1954 Jaguar MK VII 3.4 Saloon
|Performance:||3442 cc, straight-six, 160 bhp|
|Tires:||Firestone Deluxe Champion 6.50-16|
|Other 1:||Body Number: L013231|
(SOLD) Elegant and luxurious, this Jaguar shows a patina that can only be had over time and careful preservation. Finished in a soft, medium gray hue, the paint and body have held up very well. While a restoration of the exterior might bring it to a higher standard, it is still attractive and acceptable. The interior compartment has been treated to new upholstery on the seats and door panels in a darker saddle material that is soft, comfortable and pleasing to the eye. The dash board and gauge set remain original to the car and the headliner also appears vintage. A full sliding moon roof is found above the driver’s area. An original Road Speed rim is found in the tidy and very original luggage compartment. The Dunlop spare tire is likely an original to the car as well. Owner’s manuals with prior owner information and maintenance books are also included with purchase of this grand automobile.

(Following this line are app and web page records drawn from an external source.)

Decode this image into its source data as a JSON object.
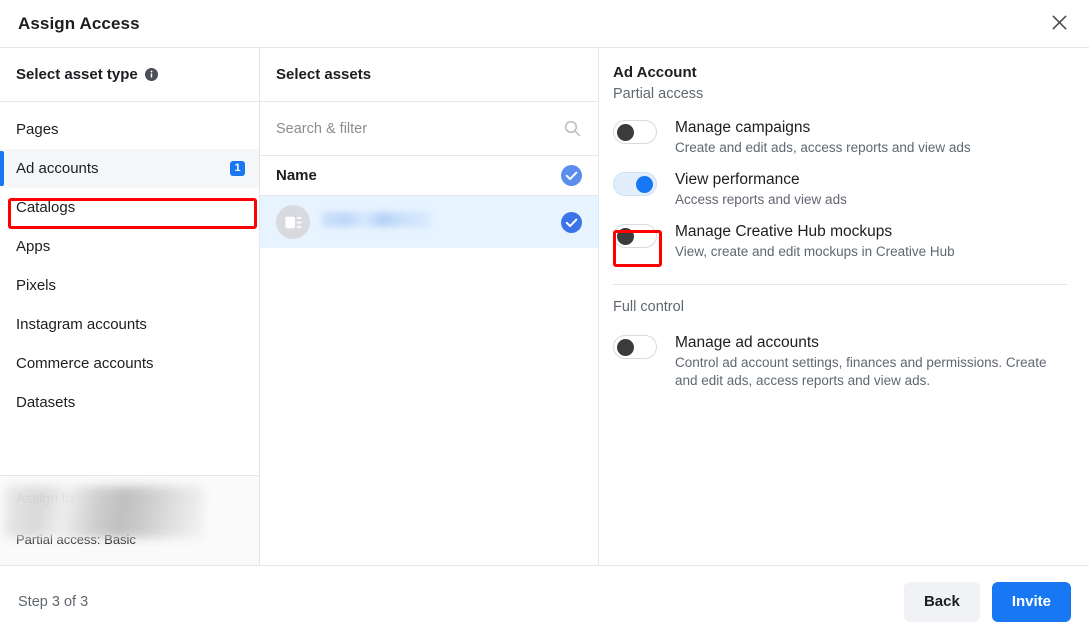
{
  "dialog": {
    "title": "Assign Access",
    "close_icon": "close-icon"
  },
  "left_column": {
    "header": "Select asset type",
    "info_icon": "info-icon",
    "items": [
      {
        "label": "Pages",
        "selected": false,
        "badge": ""
      },
      {
        "label": "Ad accounts",
        "selected": true,
        "badge": "1"
      },
      {
        "label": "Catalogs",
        "selected": false,
        "badge": ""
      },
      {
        "label": "Apps",
        "selected": false,
        "badge": ""
      },
      {
        "label": "Pixels",
        "selected": false,
        "badge": ""
      },
      {
        "label": "Instagram accounts",
        "selected": false,
        "badge": ""
      },
      {
        "label": "Commerce accounts",
        "selected": false,
        "badge": ""
      },
      {
        "label": "Datasets",
        "selected": false,
        "badge": ""
      }
    ],
    "assign_to": {
      "title": "Assign to",
      "subtitle": "Partial access: Basic",
      "redacted": true
    }
  },
  "middle_column": {
    "header": "Select assets",
    "search": {
      "placeholder": "Search & filter",
      "value": "",
      "icon": "search-icon"
    },
    "list_header": {
      "label": "Name",
      "checked": true,
      "check_icon": "check-circle-icon"
    },
    "rows": [
      {
        "name": "",
        "redacted": true,
        "checked": true,
        "avatar_icon": "ad-account-icon",
        "check_icon": "check-circle-icon"
      }
    ]
  },
  "right_column": {
    "title": "Ad Account",
    "groups": [
      {
        "label": "Partial access",
        "permissions": [
          {
            "name": "Manage campaigns",
            "description": "Create and edit ads, access reports and view ads",
            "enabled": false
          },
          {
            "name": "View performance",
            "description": "Access reports and view ads",
            "enabled": true
          },
          {
            "name": "Manage Creative Hub mockups",
            "description": "View, create and edit mockups in Creative Hub",
            "enabled": false
          }
        ]
      },
      {
        "label": "Full control",
        "permissions": [
          {
            "name": "Manage ad accounts",
            "description": "Control ad account settings, finances and permissions. Create and edit ads, access reports and view ads.",
            "enabled": false
          }
        ]
      }
    ]
  },
  "footer": {
    "step_text": "Step 3 of 3",
    "back_label": "Back",
    "invite_label": "Invite"
  },
  "annotations": [
    {
      "name": "ad-accounts-highlight",
      "color": "#ff0000"
    },
    {
      "name": "view-performance-highlight",
      "color": "#ff0000"
    }
  ],
  "colors": {
    "accent": "#1877f2",
    "selected_row_bg": "#e7f3ff",
    "annotation": "#ff0000",
    "text_primary": "#1c1e21",
    "text_secondary": "#606770"
  }
}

Jaguar’s Mark VII evolved from the interim Mark V, which had looked like the pre-war Mark IV, except with long flowing separate fenders. Bentley had already used the name Mark VI, so Jaguar skipped to the next Roman numeral. The body was now full-width, with slab sides and the suggestion of fender lines, but the Mark V roofline was retained and the grille also bore the same Jaguar signature. Inside, the burled walnut dash was crammed with gauges and the engine had been moved forward, which added three inches of leg space for the rear seat passengers. The new trunk also had a vertical spare wheel and was significantly larger. The Mark VII was able to cruise at 80 mph easily, especially with the optional overdrive gearbox, available in 1954. It sold well in the US, considering this was during the period of “export or die” for British industry. The Mark VII finalized 20,918 sales from 1950-54, and The Motor tested a Mark VII at a top speed of 101 mph and 0-60 mph in 13.7 seconds. Los Angeles dealer Peter Satori did even better, with 0-60 in 12.6 seconds and a top speed of 104 mph.